The Perfect British Accent – Does It Really Exist?
As I was eating my breakfast this morning, I watched an interview with a young local schoolgirl who had been chosen to give a speech at the G8 summit in Northern Ireland. Hearing her speak made me realise that the Northern Irish accent is an interesting one, and something you don’tRead More
Online language teaching: Language training for charitable organisations
I discussed in the last chapter how Skype and similar technologies are helping to broaden the possibilities of language learning. One of the key advantages of Skype is the ease with which people can now communicate over long distances. Obviously it was possible in the past using a telephone,Read More
The sound of Welsh
I recently decided to try to learn Welsh. Being impatient and not having all that much time to attend a class, about a minute after deciding to learn, I downloaded an app. A few minutes after that, I could say, ‘I am trying to speak Welsh’ in Welsh. I would writeRead More
How to teach English?
Last year we shared with you a great infographic created by Kaplan on How to Learn English. This year they surveyed ESL teachers on what tools they use to enhance their lessons. As a big fan of comic books I was happy to see that they doRead More
Macmillan IELTS Skills app: a summary video
Thank you to Rui and the team for their insightful views and thorough assessment of the Macmillan IELTS skills app over the past few weeks. As a final treat, they’ve prepared a video and shared it with us summarizing their experiences.
We hope you’ve enjoyed the series as much asRead More
Don’t just sit back and listen: feedback on listening with the Macmillan IELTS Skills app
This week we take a look at the final skill area on the app, having previously focussed on reading, speaking and writing. Listening takes centre stage this time round as we find out what our students and teachers make of the app’s contribution to this often tough to teach aspect ofRead More
Video in the classroom: Britain on Film
I don’t normally watch much television. Last night, however, was a bit of an exception given it was a Monday night and absolutely freezing outside to boot. While flicking through the channels, I stumbled across a programme called Britain on Film, a collection of fascinating short videos from theRead More
IELTS gets personal: experimenting with the Macmillan IELTS Skills app
As teachers of English we are continually being asked to respond to prevalent trends and methodologies that reshape our industry and daily practice. From new teaching methods such as Flipped Learning to the growth in mobile learning and social media usage, we are constantly kept on our toes andRead More

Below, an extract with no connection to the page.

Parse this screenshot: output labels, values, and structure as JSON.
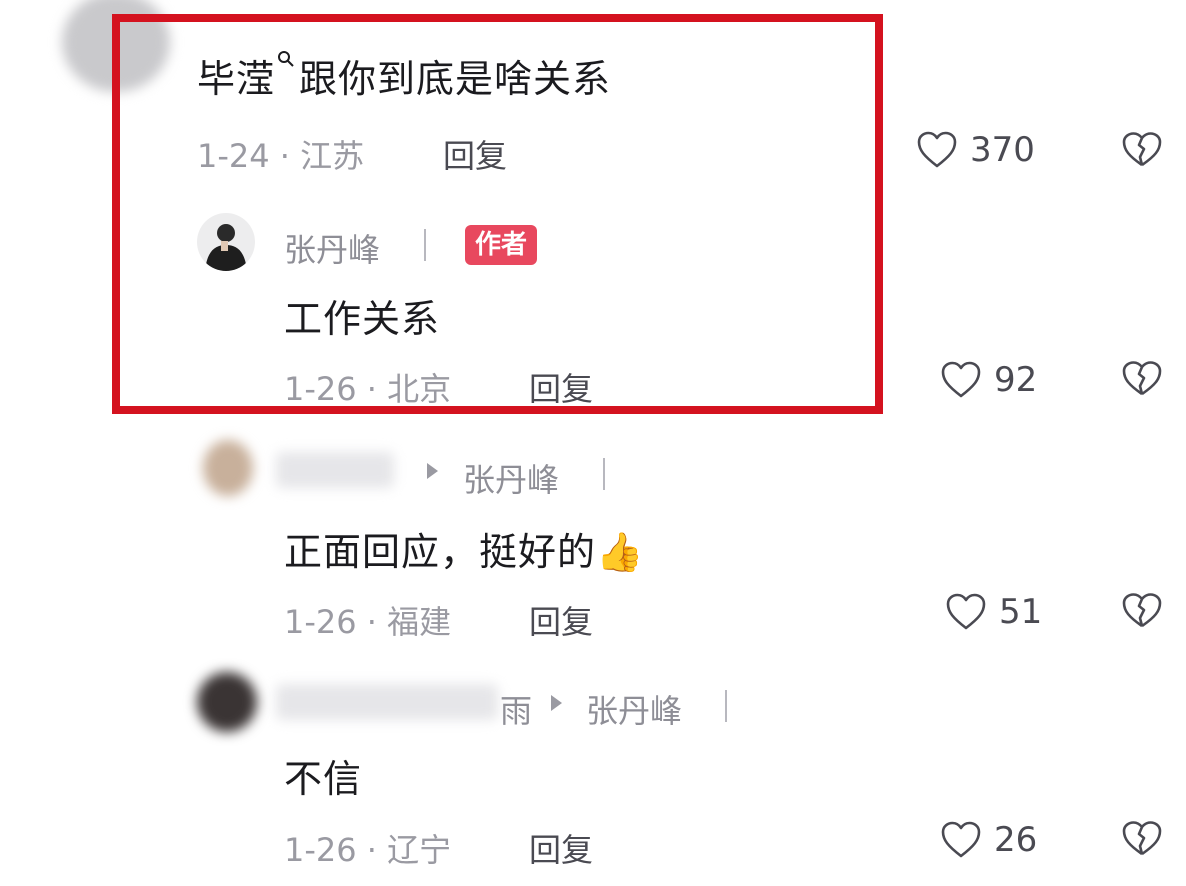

Remember your resolutions
We’re already more than a week into 2013 and at a time when, statistically, most of us have already failed at our New Year’s resolutions. Whether it was to go on a diet or quit smoking, ultimately the majority of us fail because we are giving up something we enjoy. So,Read More
Four more years
In the UK we have a saying: “Remember remember, the fifth of November.” (Take a look at Becca’s post on Bonfire Night here) However, across the pond, Americans were yesterday being urged not to forget the sixth of November, a crucial day in American politics as hundreds of millions ofRead More
A life in music
There’s a fun new website from the Guardian called Six Songs of Me where you get to pick six songs that symbolize key events in your life: the first song you bought (mine? …Baby, One More Time by Britney Spears!); the song that always gets you dancing; the songRead More
It’s been estimated that by the year 2100 only 50% of today’s languages will be alive! Although it may seem like a long way to go, the pace at which the extinction of the languages is happening is rather alarming. We may not notice it at once but with the disappearanceRead More
Music’s Effect on Learning
As teachers we often use songs during the lessons regardless of students’ age or level. The question is whether music is only a fun part of the lesson or it has got a slightly stronger impact on learning and memory. The inforgraphic below helps to understand how music affects brain andRead More
Today in history – the founding of the New York Stock Exchange
On May 17th 1792, the New York Stock Exchange was born under a sycamore or buttonwood tree. Signed by 24 stock brokers, the Buttonwood Agreement promised only internal trading with no auctioneers, and a maximum commission price on any trade was agreed.
With the recent economic crisis being felt across the world,Read More
Readers: a bit of history and a look at the present
Graded Readers are one of the most motivating ways of encouraging learners to practise their English – there’s no better way of persuading learners of whatever age that they need the language than making them want to turn the page because they have to know what happens next.
There’s a long historyRead More